Top of DATA TO PROCESS

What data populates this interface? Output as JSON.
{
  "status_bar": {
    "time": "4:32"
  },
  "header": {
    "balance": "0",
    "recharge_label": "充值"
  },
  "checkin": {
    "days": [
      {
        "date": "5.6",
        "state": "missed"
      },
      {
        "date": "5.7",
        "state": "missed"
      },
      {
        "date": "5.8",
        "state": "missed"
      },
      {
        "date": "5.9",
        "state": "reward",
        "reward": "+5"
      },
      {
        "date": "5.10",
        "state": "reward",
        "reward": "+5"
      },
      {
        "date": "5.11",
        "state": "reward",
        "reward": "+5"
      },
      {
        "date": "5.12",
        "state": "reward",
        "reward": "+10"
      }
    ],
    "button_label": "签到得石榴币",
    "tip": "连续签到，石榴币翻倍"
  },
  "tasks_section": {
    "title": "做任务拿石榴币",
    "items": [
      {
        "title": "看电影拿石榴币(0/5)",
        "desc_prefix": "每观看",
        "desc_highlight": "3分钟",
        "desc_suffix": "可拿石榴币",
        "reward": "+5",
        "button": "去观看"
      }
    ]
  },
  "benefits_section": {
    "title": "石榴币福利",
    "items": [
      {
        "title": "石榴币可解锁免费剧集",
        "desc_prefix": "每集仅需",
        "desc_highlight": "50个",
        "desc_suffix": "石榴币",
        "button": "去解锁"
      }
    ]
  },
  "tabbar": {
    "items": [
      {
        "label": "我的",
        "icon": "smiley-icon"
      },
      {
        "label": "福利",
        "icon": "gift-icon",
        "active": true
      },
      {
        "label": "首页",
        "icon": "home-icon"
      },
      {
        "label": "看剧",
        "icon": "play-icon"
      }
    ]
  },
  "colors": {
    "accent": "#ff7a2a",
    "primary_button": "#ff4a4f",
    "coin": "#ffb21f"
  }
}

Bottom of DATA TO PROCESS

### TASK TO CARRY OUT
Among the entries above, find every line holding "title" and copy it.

### EXERCISE RESULT
    "title": "做任务拿石榴币",
        "title": "看电影拿石榴币(0/5)",
    "title": "石榴币福利",
        "title": "石榴币可解锁免费剧集",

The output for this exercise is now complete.